Element data from apps and pages —
□ □ □ □
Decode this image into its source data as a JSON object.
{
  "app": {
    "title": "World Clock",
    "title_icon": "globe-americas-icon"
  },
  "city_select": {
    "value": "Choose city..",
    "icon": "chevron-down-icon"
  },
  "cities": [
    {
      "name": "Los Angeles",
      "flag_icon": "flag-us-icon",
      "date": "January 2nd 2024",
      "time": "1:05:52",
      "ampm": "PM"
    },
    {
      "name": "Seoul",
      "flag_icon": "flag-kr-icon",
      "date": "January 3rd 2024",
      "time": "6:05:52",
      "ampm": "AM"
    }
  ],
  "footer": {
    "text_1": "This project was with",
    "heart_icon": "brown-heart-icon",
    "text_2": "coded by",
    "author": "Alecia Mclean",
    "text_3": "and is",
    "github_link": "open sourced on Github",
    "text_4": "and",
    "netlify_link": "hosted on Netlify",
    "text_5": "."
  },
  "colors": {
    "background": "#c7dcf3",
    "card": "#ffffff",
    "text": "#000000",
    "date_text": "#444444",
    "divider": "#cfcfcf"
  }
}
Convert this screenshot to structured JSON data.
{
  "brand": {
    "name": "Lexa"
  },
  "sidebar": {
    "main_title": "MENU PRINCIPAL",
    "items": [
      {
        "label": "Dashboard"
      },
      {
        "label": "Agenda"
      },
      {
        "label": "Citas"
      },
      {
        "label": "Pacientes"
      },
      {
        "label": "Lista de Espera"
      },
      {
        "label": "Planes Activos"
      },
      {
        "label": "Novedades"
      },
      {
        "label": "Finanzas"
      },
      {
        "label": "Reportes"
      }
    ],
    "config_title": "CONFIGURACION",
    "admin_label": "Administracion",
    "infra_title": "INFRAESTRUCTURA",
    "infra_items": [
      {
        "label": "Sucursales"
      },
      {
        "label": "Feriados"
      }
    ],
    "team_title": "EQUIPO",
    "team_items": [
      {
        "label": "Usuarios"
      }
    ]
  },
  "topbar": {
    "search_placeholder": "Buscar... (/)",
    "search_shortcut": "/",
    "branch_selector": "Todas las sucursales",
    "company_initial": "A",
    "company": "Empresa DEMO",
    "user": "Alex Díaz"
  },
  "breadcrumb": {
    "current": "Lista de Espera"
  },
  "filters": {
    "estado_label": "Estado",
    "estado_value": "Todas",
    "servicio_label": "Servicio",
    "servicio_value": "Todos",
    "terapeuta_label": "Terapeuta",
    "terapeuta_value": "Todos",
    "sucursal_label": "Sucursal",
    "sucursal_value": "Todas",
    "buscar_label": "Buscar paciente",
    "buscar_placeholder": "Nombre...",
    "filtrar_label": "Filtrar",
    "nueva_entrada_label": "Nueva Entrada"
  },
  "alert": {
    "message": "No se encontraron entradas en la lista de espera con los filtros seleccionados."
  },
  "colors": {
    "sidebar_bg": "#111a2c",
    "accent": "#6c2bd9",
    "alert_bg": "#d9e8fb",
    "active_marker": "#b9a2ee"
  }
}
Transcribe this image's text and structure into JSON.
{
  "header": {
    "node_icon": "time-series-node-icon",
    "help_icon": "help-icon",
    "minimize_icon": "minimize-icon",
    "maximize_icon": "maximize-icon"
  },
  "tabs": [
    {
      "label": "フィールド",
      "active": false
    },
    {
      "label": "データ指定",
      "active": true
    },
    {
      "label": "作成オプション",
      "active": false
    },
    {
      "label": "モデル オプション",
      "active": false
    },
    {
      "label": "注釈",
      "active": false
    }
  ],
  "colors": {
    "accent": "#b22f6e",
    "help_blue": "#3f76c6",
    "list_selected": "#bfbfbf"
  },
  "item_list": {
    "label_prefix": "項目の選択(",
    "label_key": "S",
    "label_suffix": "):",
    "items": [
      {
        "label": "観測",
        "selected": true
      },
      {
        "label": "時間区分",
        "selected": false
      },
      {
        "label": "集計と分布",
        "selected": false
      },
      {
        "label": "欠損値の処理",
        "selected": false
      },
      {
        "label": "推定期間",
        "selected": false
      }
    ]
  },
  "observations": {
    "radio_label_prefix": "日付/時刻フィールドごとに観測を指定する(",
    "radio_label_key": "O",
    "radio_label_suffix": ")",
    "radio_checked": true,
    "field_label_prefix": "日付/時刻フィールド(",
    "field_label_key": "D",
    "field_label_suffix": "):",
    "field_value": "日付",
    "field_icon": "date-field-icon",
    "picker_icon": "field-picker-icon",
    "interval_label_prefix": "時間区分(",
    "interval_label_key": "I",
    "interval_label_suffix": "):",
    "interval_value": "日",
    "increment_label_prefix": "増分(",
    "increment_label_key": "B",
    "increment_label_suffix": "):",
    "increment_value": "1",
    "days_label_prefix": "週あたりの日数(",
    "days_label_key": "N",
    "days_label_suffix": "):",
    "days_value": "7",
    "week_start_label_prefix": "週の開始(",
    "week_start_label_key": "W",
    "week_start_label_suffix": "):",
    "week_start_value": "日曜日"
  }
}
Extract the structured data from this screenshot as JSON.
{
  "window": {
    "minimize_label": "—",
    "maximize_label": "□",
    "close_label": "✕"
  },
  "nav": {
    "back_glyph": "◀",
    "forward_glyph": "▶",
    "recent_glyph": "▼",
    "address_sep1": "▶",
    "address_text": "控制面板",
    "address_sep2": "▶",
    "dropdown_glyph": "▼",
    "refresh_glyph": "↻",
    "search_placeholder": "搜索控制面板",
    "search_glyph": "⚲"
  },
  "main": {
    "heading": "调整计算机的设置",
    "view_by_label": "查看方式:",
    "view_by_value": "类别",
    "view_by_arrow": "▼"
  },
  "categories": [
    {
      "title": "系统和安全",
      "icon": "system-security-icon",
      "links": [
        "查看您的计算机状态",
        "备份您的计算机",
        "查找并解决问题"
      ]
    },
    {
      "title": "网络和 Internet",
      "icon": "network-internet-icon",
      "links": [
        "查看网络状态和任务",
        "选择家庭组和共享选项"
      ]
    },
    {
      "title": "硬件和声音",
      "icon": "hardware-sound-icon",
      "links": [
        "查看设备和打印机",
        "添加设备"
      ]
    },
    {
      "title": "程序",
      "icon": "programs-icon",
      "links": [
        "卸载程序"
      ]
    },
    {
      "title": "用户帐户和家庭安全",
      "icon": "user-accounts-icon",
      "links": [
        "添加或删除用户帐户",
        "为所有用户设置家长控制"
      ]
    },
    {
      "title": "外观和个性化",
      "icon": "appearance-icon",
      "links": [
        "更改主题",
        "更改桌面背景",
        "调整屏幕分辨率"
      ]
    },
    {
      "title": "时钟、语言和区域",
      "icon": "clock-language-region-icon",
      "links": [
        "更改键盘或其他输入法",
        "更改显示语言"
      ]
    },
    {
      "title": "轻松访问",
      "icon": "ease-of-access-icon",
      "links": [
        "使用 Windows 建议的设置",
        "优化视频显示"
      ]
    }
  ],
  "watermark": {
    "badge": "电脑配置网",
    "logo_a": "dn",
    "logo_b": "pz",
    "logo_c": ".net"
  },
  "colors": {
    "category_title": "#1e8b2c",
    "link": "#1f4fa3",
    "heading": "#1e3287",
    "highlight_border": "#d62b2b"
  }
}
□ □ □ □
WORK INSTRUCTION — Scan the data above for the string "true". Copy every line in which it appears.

OUTPUT FOR THIS TASK —
      "active": true
        "selected": true
    "radio_checked": true,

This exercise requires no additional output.